With COVID-19 office design, you can expect stringent social distancing rules, more frequent cleaning policies, amped-up ventilation and lighting systems, antimicrobial fabrics and materials, and sanitation stations. Open office floor plans that have become so popular over the last decade will become much less open, with more enclosed spaces and people working in staggered shifts.
Global commercial real estate company Cushman & Wakefield is already tackling these changes with its Six Feet Office, a prototype at its Amsterdam headquarters designed to help companies envision how they can adapt their workspaces to the six-feet distance rule and keep employees safe as the coronavirus rages on.
Along with properly spaced desks and beacons that track the movements of employees via their phones, its features include visual cues such as circles embedded in carpeting around each desk to remind people to stay six feet apart and arrows on the floor to encourage them to walk in clockwise lanes around the office. It also provides employees with disposable paper placemats to use on their desks each day to limit the spread of germs on surfaces. Sound elaborate? This is just a glimpse of how the pandemic will impact office design.
Office Design Ideas for Pandemic-Proofing the Workplace
What steps can businesses take now to virus-proof their workplaces and make them safer for employees? Start with these COVID-19 related office design ideas.
Social distancing will carry over into the open office, where people will need more space and distance between coworkers to feel safe. Instead of desk setups that face or bump up against each other, reconfigurations might include desks positioned back to back or in staggered patterns with six feet (or more distance) between them. Expect to see repurposed communal areas, such as conference rooms and lounge spaces, with more spacing and fewer seating options, plus wider corridor paths throughout the office.
Design elements used to nudge behaviors like social distancing will become staples in many offices. Think road markings for offices, from circles around desks reminding employees to stick to the six-foot barrier to stickers in elevators indicating where to stand. Companies can use directional and instructional signage like dry-erase boards to divert congestion and route workers through the office in a one-way flow or disposable cushion covers to block off seating.
Screens and enclosures:
Open office floor plans have already been incorporating more physical barriers into spaces to give employees the privacy they crave, but this will increase even more due to the need to socially distance and minimize the spread of germs. Companies can use panels and screens with opaque and transparent materials to preserve the feeling of openness in their offices while protecting workers from virus transmission. Dividers with varying heights between or at the ends of workstations can help create more physical separation between workers and add to their psychological comfort.

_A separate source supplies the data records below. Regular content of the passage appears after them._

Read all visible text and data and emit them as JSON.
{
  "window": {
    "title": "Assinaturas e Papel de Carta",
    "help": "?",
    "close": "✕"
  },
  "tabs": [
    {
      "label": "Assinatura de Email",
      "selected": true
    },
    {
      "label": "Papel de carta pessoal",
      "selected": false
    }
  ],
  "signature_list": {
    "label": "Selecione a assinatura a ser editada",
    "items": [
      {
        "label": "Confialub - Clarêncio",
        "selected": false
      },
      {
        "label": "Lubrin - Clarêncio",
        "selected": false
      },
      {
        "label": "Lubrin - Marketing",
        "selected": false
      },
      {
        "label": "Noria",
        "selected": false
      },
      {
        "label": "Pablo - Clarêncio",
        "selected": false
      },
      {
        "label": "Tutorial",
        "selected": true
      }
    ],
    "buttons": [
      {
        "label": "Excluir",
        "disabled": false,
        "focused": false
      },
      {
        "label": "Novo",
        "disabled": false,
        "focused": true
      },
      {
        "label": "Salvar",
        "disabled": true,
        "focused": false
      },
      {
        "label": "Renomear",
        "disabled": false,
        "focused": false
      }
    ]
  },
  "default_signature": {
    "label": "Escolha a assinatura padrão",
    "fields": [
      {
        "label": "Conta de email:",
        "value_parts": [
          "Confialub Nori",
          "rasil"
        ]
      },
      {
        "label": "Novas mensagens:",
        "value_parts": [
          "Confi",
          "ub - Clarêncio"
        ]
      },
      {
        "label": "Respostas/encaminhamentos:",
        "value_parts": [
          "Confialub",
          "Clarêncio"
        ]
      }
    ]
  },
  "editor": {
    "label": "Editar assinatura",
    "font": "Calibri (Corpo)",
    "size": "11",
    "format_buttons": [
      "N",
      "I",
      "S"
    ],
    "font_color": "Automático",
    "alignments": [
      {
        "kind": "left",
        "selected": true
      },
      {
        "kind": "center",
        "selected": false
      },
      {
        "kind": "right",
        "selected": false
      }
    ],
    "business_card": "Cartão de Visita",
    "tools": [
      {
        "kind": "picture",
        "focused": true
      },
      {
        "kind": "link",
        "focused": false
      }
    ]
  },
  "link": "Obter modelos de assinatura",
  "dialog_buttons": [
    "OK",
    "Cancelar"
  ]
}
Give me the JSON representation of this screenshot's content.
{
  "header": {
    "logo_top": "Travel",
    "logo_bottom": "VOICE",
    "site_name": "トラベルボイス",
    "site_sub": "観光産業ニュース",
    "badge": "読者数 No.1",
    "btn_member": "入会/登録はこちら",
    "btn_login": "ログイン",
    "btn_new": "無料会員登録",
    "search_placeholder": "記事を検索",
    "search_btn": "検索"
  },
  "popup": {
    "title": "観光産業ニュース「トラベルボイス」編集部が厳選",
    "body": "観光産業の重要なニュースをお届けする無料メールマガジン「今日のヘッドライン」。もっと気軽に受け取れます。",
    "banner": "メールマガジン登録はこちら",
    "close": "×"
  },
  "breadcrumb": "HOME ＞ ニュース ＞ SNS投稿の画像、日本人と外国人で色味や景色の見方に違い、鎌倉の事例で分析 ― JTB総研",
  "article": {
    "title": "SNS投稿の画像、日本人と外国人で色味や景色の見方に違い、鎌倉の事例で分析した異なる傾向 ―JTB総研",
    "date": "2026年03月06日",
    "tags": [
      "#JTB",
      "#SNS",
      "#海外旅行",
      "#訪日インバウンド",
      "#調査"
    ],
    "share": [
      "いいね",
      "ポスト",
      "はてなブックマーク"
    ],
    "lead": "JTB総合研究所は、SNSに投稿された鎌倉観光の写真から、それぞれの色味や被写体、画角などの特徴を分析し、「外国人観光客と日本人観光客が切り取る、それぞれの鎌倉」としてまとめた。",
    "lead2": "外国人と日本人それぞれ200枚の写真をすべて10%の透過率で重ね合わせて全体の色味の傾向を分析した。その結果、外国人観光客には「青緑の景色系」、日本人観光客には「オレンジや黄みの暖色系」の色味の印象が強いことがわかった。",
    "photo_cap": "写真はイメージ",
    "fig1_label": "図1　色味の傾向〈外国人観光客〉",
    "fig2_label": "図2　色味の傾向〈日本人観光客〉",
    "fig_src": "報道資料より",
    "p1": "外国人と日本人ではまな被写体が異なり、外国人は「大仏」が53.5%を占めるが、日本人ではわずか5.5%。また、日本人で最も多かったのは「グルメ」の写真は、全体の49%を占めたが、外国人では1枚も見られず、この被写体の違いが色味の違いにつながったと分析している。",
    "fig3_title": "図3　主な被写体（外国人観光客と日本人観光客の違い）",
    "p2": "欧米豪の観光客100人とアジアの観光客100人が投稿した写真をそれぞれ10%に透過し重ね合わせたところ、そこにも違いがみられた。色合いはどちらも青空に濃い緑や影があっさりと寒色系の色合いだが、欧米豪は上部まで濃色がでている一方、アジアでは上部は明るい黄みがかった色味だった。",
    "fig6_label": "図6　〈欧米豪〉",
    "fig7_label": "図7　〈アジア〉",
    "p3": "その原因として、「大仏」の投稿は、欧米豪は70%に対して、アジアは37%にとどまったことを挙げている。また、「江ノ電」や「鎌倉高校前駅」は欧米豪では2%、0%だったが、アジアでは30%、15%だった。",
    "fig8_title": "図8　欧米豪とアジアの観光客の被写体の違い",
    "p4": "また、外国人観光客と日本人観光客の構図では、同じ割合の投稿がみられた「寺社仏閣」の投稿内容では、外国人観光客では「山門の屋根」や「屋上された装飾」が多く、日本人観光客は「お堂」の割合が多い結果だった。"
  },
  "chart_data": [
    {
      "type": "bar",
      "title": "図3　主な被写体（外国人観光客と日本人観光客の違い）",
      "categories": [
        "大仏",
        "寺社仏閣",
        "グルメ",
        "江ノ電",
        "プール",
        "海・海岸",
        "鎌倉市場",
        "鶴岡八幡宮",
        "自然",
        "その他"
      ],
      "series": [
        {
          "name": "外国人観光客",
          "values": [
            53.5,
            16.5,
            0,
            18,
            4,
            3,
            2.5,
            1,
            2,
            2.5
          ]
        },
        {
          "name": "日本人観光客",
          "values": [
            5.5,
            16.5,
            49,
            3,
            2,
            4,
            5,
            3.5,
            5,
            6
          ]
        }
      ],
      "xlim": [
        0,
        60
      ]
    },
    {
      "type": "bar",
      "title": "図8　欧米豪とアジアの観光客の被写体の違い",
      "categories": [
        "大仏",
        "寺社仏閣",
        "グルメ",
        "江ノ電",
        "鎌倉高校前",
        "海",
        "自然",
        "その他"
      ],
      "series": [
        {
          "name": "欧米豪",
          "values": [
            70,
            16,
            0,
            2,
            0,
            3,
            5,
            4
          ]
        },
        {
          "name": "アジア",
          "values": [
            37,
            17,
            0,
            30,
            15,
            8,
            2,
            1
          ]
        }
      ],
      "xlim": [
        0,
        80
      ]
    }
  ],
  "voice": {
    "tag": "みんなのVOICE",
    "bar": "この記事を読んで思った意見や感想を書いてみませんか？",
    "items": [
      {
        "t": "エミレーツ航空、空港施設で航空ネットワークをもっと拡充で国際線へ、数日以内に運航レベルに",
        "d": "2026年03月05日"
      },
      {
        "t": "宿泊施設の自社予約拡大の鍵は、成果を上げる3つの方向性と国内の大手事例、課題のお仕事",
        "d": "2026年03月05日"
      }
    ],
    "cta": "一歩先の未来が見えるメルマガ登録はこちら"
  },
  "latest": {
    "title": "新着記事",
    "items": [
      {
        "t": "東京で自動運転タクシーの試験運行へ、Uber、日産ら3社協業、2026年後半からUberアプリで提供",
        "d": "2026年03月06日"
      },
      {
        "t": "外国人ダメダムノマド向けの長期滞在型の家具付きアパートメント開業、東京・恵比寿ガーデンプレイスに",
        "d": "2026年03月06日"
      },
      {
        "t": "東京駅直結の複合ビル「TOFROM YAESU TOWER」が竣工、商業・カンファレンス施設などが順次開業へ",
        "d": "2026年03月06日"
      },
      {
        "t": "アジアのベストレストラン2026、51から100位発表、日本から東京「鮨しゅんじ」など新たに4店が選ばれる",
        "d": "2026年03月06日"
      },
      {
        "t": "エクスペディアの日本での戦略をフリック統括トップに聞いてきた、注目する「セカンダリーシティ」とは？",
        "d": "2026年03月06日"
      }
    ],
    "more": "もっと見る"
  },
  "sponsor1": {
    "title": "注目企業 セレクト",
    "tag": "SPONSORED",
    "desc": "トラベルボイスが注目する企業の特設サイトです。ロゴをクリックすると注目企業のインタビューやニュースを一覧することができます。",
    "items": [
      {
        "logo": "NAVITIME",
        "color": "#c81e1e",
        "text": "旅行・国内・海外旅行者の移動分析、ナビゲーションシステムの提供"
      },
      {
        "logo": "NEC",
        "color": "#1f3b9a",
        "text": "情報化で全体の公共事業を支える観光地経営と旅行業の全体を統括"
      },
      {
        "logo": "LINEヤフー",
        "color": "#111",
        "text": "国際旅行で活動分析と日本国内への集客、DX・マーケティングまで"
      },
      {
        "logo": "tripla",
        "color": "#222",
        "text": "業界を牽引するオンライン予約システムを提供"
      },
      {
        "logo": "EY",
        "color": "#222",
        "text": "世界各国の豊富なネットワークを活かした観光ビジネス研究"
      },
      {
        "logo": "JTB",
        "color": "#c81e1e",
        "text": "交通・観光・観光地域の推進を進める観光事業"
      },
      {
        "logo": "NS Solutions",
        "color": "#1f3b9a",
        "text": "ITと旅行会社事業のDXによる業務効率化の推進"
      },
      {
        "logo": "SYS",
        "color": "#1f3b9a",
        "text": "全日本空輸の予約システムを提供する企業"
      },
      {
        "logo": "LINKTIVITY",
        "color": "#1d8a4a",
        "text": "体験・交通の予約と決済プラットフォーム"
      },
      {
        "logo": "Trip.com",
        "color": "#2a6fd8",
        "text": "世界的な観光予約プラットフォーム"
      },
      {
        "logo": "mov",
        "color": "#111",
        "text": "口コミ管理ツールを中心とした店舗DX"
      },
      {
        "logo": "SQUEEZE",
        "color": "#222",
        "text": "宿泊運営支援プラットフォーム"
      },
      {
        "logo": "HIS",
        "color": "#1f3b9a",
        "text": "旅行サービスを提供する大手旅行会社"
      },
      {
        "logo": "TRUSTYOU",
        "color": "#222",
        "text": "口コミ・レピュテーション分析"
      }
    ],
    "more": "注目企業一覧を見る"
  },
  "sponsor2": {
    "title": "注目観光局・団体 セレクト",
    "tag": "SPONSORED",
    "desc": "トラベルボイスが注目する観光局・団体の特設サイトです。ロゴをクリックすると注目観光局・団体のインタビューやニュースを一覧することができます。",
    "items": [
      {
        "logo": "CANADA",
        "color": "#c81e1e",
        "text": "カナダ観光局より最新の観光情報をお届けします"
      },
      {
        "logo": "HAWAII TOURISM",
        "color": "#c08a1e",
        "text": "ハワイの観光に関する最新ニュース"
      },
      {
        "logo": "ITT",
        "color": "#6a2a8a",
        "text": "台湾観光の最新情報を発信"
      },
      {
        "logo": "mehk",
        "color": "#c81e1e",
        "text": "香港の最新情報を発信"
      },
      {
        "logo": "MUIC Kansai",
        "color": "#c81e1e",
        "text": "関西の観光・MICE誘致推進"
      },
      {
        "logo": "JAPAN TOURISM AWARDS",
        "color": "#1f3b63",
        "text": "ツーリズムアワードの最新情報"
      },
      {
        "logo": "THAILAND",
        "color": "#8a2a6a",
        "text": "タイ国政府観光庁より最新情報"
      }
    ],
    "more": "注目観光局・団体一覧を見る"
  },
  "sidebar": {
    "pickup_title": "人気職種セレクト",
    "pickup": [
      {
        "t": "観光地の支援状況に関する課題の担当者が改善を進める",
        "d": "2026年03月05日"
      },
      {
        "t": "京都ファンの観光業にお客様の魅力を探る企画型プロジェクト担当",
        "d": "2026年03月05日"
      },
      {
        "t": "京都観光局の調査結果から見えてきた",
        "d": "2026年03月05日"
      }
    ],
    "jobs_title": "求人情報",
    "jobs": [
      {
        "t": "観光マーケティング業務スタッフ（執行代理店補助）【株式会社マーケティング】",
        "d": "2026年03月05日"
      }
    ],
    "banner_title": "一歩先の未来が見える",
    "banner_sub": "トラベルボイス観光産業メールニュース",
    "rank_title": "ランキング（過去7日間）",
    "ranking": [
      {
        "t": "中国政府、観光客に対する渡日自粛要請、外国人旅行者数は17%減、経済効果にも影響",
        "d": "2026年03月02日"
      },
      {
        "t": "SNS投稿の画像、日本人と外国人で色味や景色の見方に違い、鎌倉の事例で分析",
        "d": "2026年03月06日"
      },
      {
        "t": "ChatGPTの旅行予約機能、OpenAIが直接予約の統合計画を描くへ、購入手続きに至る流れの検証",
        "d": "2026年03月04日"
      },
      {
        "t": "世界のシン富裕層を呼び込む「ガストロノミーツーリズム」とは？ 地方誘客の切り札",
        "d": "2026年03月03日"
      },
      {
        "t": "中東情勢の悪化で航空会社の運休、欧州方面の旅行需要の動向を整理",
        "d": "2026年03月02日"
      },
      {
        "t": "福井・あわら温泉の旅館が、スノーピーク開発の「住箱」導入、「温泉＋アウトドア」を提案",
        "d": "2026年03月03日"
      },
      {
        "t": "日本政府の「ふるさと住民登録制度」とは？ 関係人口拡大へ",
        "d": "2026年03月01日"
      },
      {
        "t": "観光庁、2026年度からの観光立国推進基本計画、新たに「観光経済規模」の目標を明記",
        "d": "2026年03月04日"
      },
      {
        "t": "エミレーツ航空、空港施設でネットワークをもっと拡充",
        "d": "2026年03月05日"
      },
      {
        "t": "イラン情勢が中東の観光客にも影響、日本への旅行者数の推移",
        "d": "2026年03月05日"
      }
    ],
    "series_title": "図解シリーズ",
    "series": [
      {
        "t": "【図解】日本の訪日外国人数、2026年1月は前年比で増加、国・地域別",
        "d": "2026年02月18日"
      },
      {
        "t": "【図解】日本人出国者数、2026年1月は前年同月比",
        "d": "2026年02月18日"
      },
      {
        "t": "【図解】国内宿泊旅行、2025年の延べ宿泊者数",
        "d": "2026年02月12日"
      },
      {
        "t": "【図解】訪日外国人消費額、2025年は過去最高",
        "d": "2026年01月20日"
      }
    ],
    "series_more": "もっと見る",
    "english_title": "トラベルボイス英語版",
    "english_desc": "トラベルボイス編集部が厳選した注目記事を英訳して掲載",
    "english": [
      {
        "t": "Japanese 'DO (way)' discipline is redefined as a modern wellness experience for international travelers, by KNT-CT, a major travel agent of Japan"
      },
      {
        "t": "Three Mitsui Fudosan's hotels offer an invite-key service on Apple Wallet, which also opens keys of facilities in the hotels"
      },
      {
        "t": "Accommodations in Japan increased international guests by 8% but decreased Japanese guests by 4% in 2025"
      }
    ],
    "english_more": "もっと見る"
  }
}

Sanitation stations and antimicrobial materials:
Hand washing and office cleaning policies will ramp up in the post-COVID-19 world like never before. Stations stocked with sanitizing supplies can be mounted at the ends of workstations for employees to clean their hands and frequently used surfaces, while portable sinks equipped with a hot water heater, towel rack, and fresh and soiled water tanks can be rolled in when employees gather for meetings or group projects. Offices can also limit contamination by replacing porous materials and hard-to-clean textiles with smooth, impermeable surfaces and bleach cleanable fabrics.
Improved air filtration and lighting systems:
Natural light and fresh air will become vital to physical (and mental) health as workers return to the office from weeks of isolating at home, especially as workstation enclosures and barriers go up. Most office HVAC systems recirculate dirty air, so companies will need systems with better ventilation to prevent the spread of airborne pathogens, including COVID-19, which can linger in the air for hours. Some offices have already started using UV lighting to disinfect offices at night or meeting rooms in between uses.
More office design innovations for combating COVID-19 are on the horizon, including contactless doors and elevators, thermal scanning screens to take temperatures, and voice-activated and videoconferencing technologies that make physical office environments more virtual. With the absence of a vaccine, employees today and in the foreseeable future will expect workplaces to take all the measures they can to protect their health and well-being, while still providing them with a productive space for connection and collaboration.